Last Updated: Oct. 19, 2020
The 2020 California Wildfires don’t seem to be having a harmful effect on the tourism industry as it is not causing people to cancel their plans, but to change them.
The combined power of the current California wildfires mixed with the ongoing Covid-19 pandemic leads to the question of how the tourism industry in the state is being affected. According to Visit California, 42 million people traveled to California in 2018 which resulted in 140.6 million dollars in spending and that money alone supported over 1 million jobs. Tourism also pay plays a vital role in California’s continued economic growth as seen in 2019 when it brought in $144.9 billion to the state’s economy.
The 2020 wildfires have burned across a record breaking 3.8 million acres so far, which is about 26 times higher than what was burned in the 2019 wildfires. In a state that is already prone to wildfires due warmer climates, fire suppression, and Santa Ana winds, this fire season is particularly unusual. This year the state is plagued with extreme heat and increased humidity along with rare lightning storms that have caused many of the current wildfires. The August Complex Fire, which is regarded as the largest wildfire in state history, has resulted in more than 1 million acres burned with 159 destroyed structures. With the pandemic forcing everyone to stay indoors one wonders if the wildfires are causing tourists to cancel their plans outdoors such as exploring California’s national parks.
Popular tourist destinations amongst those who visit the West Coast include the national parks. California is home to 9 national parks including the Yosemite National Park, which is considered to be the most visited. Earlier this year the park closed due to the pandemic, but it has been forced to remain closed as a result of the poor air quality in the area from the surrounding fires.
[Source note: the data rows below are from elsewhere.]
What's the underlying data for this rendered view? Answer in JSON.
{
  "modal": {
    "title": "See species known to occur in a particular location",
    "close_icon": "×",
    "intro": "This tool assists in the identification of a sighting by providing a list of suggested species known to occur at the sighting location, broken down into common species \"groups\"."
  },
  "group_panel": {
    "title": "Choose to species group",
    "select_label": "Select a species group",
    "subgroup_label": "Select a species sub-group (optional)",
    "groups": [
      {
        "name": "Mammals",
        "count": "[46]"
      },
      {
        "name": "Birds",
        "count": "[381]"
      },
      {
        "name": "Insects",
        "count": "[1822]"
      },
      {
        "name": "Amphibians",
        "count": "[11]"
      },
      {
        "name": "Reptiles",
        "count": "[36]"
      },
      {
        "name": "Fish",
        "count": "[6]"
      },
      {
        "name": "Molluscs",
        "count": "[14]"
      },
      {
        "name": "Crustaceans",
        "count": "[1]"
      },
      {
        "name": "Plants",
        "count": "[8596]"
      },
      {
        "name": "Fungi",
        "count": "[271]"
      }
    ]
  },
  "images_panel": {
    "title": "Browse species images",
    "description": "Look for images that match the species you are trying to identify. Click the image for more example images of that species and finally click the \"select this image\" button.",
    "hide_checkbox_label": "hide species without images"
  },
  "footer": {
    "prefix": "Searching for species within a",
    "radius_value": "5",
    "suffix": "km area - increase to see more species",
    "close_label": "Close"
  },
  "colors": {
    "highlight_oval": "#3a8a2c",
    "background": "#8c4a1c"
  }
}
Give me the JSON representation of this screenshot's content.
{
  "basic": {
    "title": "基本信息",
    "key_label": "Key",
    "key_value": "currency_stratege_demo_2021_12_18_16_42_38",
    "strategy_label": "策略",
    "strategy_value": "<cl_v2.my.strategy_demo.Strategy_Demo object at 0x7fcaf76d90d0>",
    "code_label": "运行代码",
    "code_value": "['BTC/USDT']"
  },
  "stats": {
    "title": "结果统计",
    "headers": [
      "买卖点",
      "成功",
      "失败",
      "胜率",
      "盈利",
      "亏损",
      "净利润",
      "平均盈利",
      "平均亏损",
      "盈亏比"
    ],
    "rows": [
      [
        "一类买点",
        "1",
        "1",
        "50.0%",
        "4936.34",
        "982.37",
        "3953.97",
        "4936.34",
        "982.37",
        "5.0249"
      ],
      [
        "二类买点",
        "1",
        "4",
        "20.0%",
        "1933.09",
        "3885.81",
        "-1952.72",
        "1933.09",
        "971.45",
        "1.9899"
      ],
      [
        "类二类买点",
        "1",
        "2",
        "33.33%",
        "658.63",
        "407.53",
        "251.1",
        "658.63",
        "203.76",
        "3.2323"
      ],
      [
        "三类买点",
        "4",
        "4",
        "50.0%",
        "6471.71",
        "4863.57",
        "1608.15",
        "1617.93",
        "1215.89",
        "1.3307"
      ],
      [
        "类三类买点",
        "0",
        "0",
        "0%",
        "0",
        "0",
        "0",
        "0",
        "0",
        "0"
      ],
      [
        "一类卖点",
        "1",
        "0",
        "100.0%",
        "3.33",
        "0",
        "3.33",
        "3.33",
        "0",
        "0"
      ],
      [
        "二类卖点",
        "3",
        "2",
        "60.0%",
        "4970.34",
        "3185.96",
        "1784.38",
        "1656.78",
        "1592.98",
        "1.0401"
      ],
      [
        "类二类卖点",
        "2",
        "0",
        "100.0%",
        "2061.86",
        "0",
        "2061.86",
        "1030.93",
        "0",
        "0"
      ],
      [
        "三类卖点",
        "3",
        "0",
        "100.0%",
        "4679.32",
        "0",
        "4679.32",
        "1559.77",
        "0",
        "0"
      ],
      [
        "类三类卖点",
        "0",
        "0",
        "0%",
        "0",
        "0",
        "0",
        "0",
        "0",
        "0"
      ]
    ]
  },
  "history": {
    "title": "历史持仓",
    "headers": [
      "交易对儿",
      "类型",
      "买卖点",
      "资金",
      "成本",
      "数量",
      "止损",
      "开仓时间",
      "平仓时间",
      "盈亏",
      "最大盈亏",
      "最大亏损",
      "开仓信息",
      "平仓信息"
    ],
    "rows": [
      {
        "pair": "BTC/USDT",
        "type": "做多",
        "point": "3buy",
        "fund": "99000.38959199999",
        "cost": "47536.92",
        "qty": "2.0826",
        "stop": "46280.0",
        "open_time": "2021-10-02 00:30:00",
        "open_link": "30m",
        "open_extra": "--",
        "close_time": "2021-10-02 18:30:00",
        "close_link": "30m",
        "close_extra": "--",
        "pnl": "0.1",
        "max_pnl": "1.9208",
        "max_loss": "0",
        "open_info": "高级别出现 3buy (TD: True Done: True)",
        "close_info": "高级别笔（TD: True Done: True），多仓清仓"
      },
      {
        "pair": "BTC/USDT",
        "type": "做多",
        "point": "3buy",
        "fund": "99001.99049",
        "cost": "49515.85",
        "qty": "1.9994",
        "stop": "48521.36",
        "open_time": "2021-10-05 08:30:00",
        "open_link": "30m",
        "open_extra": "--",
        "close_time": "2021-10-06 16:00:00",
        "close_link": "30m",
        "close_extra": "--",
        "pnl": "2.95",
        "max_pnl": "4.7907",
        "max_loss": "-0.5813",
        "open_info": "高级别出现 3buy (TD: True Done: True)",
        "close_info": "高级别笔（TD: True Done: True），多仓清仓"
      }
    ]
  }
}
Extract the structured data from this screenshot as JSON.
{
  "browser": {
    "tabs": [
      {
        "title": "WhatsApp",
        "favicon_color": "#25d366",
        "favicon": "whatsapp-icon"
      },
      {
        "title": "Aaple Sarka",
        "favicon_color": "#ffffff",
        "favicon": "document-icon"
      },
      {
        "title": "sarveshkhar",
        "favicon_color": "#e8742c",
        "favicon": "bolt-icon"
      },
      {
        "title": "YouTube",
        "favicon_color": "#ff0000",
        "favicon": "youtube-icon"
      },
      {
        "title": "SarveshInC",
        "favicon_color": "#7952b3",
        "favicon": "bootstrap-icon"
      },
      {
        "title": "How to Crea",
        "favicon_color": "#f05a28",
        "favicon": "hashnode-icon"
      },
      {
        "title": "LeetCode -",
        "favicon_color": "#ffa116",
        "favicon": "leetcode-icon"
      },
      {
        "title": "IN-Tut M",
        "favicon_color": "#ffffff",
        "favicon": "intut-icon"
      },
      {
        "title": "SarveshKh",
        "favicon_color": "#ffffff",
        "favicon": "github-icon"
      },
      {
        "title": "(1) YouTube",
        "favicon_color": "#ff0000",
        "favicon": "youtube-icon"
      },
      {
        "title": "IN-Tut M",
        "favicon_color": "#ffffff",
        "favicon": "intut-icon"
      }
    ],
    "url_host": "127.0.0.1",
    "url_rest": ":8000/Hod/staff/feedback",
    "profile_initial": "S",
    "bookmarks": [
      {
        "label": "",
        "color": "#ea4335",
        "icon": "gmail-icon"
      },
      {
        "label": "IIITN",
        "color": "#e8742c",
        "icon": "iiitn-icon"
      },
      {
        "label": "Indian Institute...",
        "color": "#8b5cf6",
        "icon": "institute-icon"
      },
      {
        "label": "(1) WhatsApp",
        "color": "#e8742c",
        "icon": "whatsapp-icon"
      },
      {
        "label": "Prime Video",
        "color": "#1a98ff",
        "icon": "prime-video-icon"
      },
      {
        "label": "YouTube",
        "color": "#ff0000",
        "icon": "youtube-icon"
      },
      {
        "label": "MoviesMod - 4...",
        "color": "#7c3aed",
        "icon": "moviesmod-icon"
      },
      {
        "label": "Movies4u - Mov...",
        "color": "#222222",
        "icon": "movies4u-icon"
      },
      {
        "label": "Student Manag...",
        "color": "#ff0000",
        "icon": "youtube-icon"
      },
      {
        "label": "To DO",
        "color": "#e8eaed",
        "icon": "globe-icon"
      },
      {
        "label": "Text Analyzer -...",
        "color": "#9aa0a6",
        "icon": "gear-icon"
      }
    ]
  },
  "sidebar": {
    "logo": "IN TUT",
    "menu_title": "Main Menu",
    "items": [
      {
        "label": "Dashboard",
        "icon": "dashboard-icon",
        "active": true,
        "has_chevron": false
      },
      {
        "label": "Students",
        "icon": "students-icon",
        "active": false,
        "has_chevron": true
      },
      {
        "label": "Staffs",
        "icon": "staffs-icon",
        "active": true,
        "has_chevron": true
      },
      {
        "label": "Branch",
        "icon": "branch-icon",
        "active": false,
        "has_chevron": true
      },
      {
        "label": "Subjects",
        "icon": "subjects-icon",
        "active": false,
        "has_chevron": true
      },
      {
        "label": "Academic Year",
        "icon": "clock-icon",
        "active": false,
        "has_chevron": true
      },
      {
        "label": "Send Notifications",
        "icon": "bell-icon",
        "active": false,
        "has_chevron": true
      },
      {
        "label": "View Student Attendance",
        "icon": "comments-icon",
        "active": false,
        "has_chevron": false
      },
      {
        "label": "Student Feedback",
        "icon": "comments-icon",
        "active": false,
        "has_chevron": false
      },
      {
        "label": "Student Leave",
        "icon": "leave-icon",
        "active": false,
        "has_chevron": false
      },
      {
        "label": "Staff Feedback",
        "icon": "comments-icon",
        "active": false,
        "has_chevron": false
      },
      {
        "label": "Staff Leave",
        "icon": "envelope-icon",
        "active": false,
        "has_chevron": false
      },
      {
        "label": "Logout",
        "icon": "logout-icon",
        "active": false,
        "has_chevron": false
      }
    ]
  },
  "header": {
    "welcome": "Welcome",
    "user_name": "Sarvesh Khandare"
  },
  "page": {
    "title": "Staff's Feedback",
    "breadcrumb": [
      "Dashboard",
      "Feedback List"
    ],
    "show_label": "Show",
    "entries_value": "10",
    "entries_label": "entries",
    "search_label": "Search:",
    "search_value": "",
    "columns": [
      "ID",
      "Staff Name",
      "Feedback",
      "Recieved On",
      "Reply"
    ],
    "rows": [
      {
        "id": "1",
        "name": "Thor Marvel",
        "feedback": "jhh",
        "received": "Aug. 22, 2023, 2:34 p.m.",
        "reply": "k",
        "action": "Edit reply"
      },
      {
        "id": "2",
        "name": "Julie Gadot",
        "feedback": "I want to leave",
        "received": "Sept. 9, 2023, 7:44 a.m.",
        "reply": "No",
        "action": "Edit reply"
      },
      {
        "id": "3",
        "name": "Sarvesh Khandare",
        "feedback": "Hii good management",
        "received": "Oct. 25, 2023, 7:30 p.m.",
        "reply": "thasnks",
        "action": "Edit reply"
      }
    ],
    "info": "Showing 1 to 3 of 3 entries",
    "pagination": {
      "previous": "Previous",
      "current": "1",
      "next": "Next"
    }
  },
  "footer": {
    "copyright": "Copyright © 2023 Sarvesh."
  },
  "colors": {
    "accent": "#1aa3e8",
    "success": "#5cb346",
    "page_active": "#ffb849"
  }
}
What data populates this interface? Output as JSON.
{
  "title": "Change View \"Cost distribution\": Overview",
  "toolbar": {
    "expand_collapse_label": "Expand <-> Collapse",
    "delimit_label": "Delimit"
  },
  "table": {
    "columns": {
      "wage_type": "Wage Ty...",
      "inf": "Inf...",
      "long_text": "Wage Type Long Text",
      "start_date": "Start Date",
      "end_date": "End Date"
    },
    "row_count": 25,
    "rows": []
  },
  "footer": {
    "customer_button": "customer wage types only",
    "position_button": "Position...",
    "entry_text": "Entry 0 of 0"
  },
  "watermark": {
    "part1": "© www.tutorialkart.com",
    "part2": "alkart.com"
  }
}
Redding, CA, in particular, is home to a vast amount of public lands including Shasta State Historic Park and Turtle Bay Exploration Park. The fire activity in that area includes the Zogg Fire that is currently spread across 56,305 acres with 203 structures destroyed and 4 confirmed fatalities. While one could assume the wildfires in that area would have a continued effect on the tourism industry, the wildfires only seemed to impact tourism for about a week when the national forests closed in order to minimize risk. Laurie Baker, CEO of Redding Visitors Bureau, admitted that after that week, however, it has gone back to business as usual for her company.
“I would say the fires are bringing people to stay in Redding who might not have stayed without the influence of the fires, which means those visiting for non-fire reasons might have to search harder for accommodations; however, the smoke from the fires is not causing people to stay away.”
While Baker says the smoke is not affecting business in Redding, it does have an effect on another popular tourist attraction: wineries.
Wine Country, a region located in the northern Bay Area of California dubbed for its famed wineries, was also affected by the wildfires. The Glass Fire charred more than 67,484 acres in Napa and Sonoma counties as of October 16. At one point, evacuation orders had been issued for more than 50,000 people. As of October 16, most of those were lifted.
According to Sonoma Magazine, three sides of the Ledson Winery property located between Santa Rosa and Kenwood were charred, while some of the vines at Westwood Estate Wines in eastern Santa Rosa were damaged. During the height of the fire, officials were encouraging visitors to avoid the impacted areas, and to confirm availabilities of businesses prior to visiting.
Fortunately, the fire affected a relatively small portion of the area. Most businesses in Sonoma County remain open. Tourists also don’t have to cancel their trips to Wine Country. In fact, all wineries in Sonoma County are open.
It is alleged that the smoke in the area might affect the grape harvest, but how that will impact wineries is yet to be seen. It seems the wildfires are only causing tourists to change some of their original plans and discover new regions instead of cancelling their trips entirely.
by Megan O’Brien